Taiwan's presidential hopeful refuses to quit amid low support and rumours of KMT replacing her
Hung Hsiu-chu vows to press on in open defiance of her party's call for her to step down
Hung Hsiu-chu, the struggling presidential candidate of Taiwan’s ruling Kuomintang, remained defiant on Tuesday and pledged she will not step down as the party’s candidate and will remain in the race right to the end.
“I will insist on my original intention to run for president and carry out my promise … even though some party members have tried to persuade me to quit,” Hung told a press conference on Tuesday afternoon.
Hung’s remark came just a few hours after the party’s chairman Eric Chu said that the party needed to look at the “likely success or failure of an individual” in the forthcoming presidential election after media reports had suggested it was considering ditching its struggling candidate.
Rumours that KMT is planning to replace Hung have been circulating since last week, with one claim saying that the KMT’s leadership had suggested that Chu stand for the presidency with Hung as his deputy, only for Hung to insist that he should act as her deputy.
“Until this moment, I couldn’t believe that [the rumours about me being replaced] were actually true,” Hung told the press conference.
She added that she would not accept any enticements to make her withdraw, including the suggestion that she should stand as a vice-presidential candidate and could have her campaign costs paid by the KMT.
Hung has to raise all her campaign funds by herself, including public donations, because the KMT leadership has refused to give her financial support after she became the party’s sole presidential candidate.
Hung is already trailing rival Tsai Ing-wen, the candidate from the main opposition Democratic Progressive Party, in recent polls carried out with members of the electorate.
There were growing concerns within the party that Hung lagged behind not only behind Tsai, but also another candidate, James Soong, of People First Party, a minor opposition party, the Central News Agency reported on Monday.
The United Daily News reported on Tuesday that Chu and another senior party official had discussed with Hung the idea of her standing down from the election on three separate occasions in recent weeks.
Chu told reporters in Taipei on Tuesday that he and Hung had talked about the reports suggesting she drop out.
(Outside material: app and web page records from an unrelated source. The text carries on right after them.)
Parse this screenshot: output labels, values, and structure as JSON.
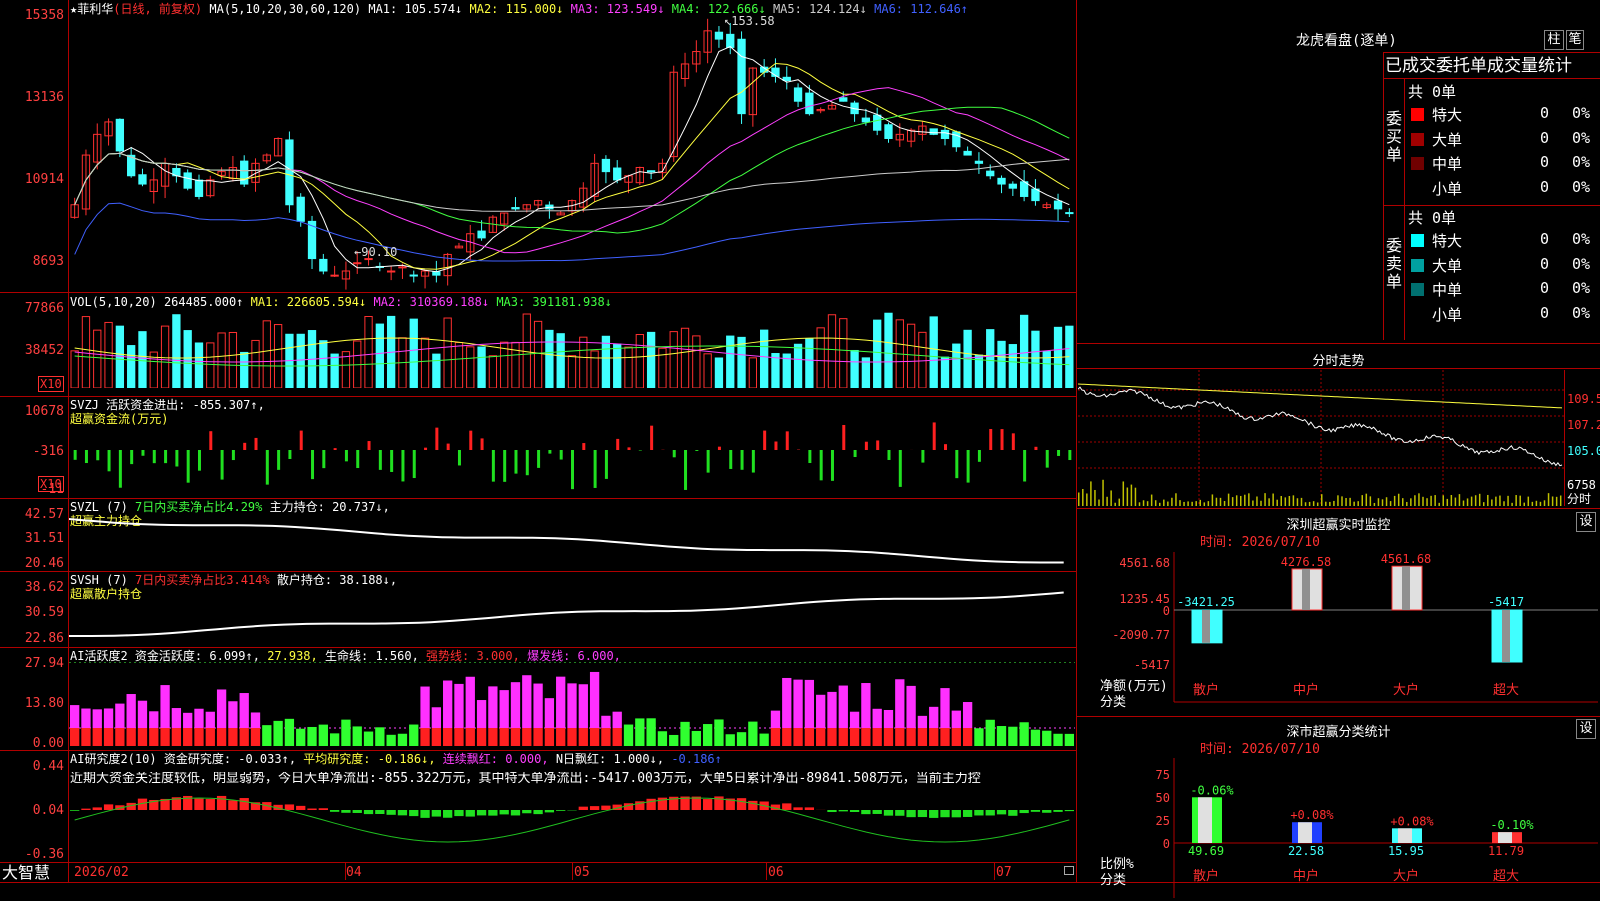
{
  "header": {
    "star": "★",
    "stock_name": "菲利华",
    "chart_mode": "(日线, 前复权)",
    "ma_label": "MA(5,10,20,30,60,120)",
    "ma": [
      {
        "label": "MA1: 105.574↓",
        "color": "#ffffff"
      },
      {
        "label": "MA2: 115.000↓",
        "color": "#ffff40"
      },
      {
        "label": "MA3: 123.549↓",
        "color": "#ff40ff"
      },
      {
        "label": "MA4: 122.666↓",
        "color": "#40ff40"
      },
      {
        "label": "MA5: 124.124↓",
        "color": "#cccccc"
      },
      {
        "label": "MA6: 112.646↑",
        "color": "#4060ff"
      }
    ],
    "high_marker": "153.58",
    "low_marker": "90.10"
  },
  "price_axis": [
    "15358",
    "13136",
    "10914",
    "8693"
  ],
  "vol": {
    "title": "VOL(5,10,20)",
    "value": "264485.000↑",
    "ma1": "MA1: 226605.594↓",
    "ma2": "MA2: 310369.188↓",
    "ma3": "MA3: 391181.938↓",
    "axis": [
      "77866",
      "38452"
    ],
    "unit": "X10"
  },
  "svzj": {
    "title": "SVZJ",
    "desc": "活跃资金进出: -855.307↑,",
    "sub": "超赢资金流(万元)",
    "axis": [
      "10678",
      "-316",
      "-11"
    ],
    "unit": "X10"
  },
  "svzl": {
    "title": "SVZL (7)",
    "desc": "7日内买卖净占比4.29%",
    "value": "主力持仓: 20.737↓,",
    "sub": "超赢主力持仓",
    "axis": [
      "42.57",
      "31.51",
      "20.46"
    ]
  },
  "svsh": {
    "title": "SVSH (7)",
    "desc": "7日内买卖净占比3.414%",
    "value": "散户持仓: 38.188↓,",
    "sub": "超赢散户持仓",
    "axis": [
      "38.62",
      "30.59",
      "22.86"
    ]
  },
  "ai_active": {
    "title": "AI活跃度2",
    "v1": "资金活跃度: 6.099↑,",
    "v2": "27.938,",
    "v3": "生命线: 1.560,",
    "v4": "强势线: 3.000,",
    "v5": "爆发线: 6.000,",
    "axis": [
      "27.94",
      "13.80",
      "0.00"
    ]
  },
  "ai_research": {
    "title": "AI研究度2(10)",
    "v1": "资金研究度: -0.033↑,",
    "v2": "平均研究度: -0.186↓,",
    "v3": "连续飘红: 0.000,",
    "v4": "N日飘红: 1.000↓,",
    "v5": "-0.186↑",
    "comment": "近期大资金关注度较低，明显弱势，今日大单净流出:-855.322万元，其中特大单净流出:-5417.003万元，大单5日累计净出-89841.508万元，当前主力控",
    "axis": [
      "0.44",
      "0.04",
      "-0.36"
    ]
  },
  "x_axis": [
    "2026/02",
    "04",
    "05",
    "06",
    "07"
  ],
  "app_name": "大智慧",
  "right": {
    "lhb_title": "龙虎看盘(逐单)",
    "btn_zhu": "柱",
    "btn_bi": "笔",
    "tabs_header": "已成交委托单成交量统计",
    "buy": {
      "label": "委买单",
      "total": "共 0单",
      "rows": [
        {
          "name": "特大",
          "count": "0",
          "pct": "0%",
          "color": "#ff0000"
        },
        {
          "name": "大单",
          "count": "0",
          "pct": "0%",
          "color": "#a00000"
        },
        {
          "name": "中单",
          "count": "0",
          "pct": "0%",
          "color": "#700000"
        },
        {
          "name": "小单",
          "count": "0",
          "pct": "0%",
          "color": "#000000"
        }
      ]
    },
    "sell": {
      "label": "委卖单",
      "total": "共 0单",
      "rows": [
        {
          "name": "特大",
          "count": "0",
          "pct": "0%",
          "color": "#00ffff"
        },
        {
          "name": "大单",
          "count": "0",
          "pct": "0%",
          "color": "#00a0a0"
        },
        {
          "name": "中单",
          "count": "0",
          "pct": "0%",
          "color": "#007070"
        },
        {
          "name": "小单",
          "count": "0",
          "pct": "0%",
          "color": "#000000"
        }
      ]
    },
    "intraday": {
      "title": "分时走势",
      "axis": [
        "109.5",
        "107.2",
        "105.0",
        "6758"
      ],
      "unit": "分时"
    },
    "sz_monitor": {
      "title": "深圳超赢实时监控",
      "btn": "设",
      "time": "时间: 2026/07/10",
      "axis": [
        "4561.68",
        "1235.45",
        "0",
        "-2090.77",
        "-5417"
      ],
      "net_label": "净额(万元)",
      "cat_label": "分类",
      "categories": [
        "散户",
        "中户",
        "大户",
        "超大"
      ],
      "values": [
        "-3421.25",
        "4276.58",
        "4561.68",
        "-5417"
      ]
    },
    "sz_class": {
      "title": "深市超赢分类统计",
      "btn": "设",
      "time": "时间: 2026/07/10",
      "axis": [
        "75",
        "50",
        "25",
        "0"
      ],
      "ratio_label": "比例%",
      "cat_label": "分类",
      "categories": [
        "散户",
        "中户",
        "大户",
        "超大"
      ],
      "values": [
        "49.69",
        "22.58",
        "15.95",
        "11.79"
      ],
      "changes": [
        "-0.06%",
        "+0.08%",
        "+0.08%",
        "-0.10%"
      ]
    }
  },
  "chart_data": [
    {
      "type": "candlestick",
      "title": "菲利华 (日线, 前复权)",
      "ylim": [
        86.93,
        153.58
      ],
      "candles_close": [
        108,
        120,
        125,
        128,
        121,
        115,
        113,
        114,
        118,
        115,
        112,
        110,
        114,
        116,
        117,
        113,
        118,
        120,
        124,
        108,
        104,
        95,
        92,
        91,
        92,
        94,
        95,
        93,
        92,
        93,
        91,
        92,
        91,
        96,
        98,
        101,
        100,
        105,
        106,
        107,
        108,
        109,
        107,
        106,
        109,
        112,
        118,
        116,
        114,
        115,
        117,
        116,
        118,
        140,
        142,
        145,
        150,
        148,
        146,
        130,
        141,
        140,
        139,
        138,
        133,
        130,
        131,
        132,
        133,
        130,
        128,
        126,
        124,
        125,
        126,
        127,
        125,
        124,
        122,
        120,
        118,
        115,
        113,
        112,
        110,
        109,
        108,
        107,
        106
      ]
    }
  ]
}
“May be she doesn’t care about her personal success or failure [in her political career],” Chu said. “But as the KMT chairman, I must consider our party’s future existence … and I told her that, if necessary, I will take responsibility [for finding a replacement].
“I needed to tell her a truth that, from a grassroots level right up to heavyweights within the party, there are differing opinions and voices concerning her [nomination for presidential election].”
However, he refused to say whether he would replace Hung in the election. Chu said the KMT would make a decision about any new nomination only after talks between key members, including President Ma Ying-jeou, Vice-President Wu Den-yih, and the Legislative speaker Wang Jin-pyng.
Chu added that so far Hung had refused to give up her candidacy,
Hung was quoted by CNA as saying on Tuesday: “I cannot think of a reason to quit at the moment.”
Rumours that KMT is planning to replace Hung have been circulating since last week, with one claim saying that the KMT’s leadership had suggested that Chu stand for the presidency with Hung as his deputy, only for Hung to insist that he should be her deputy.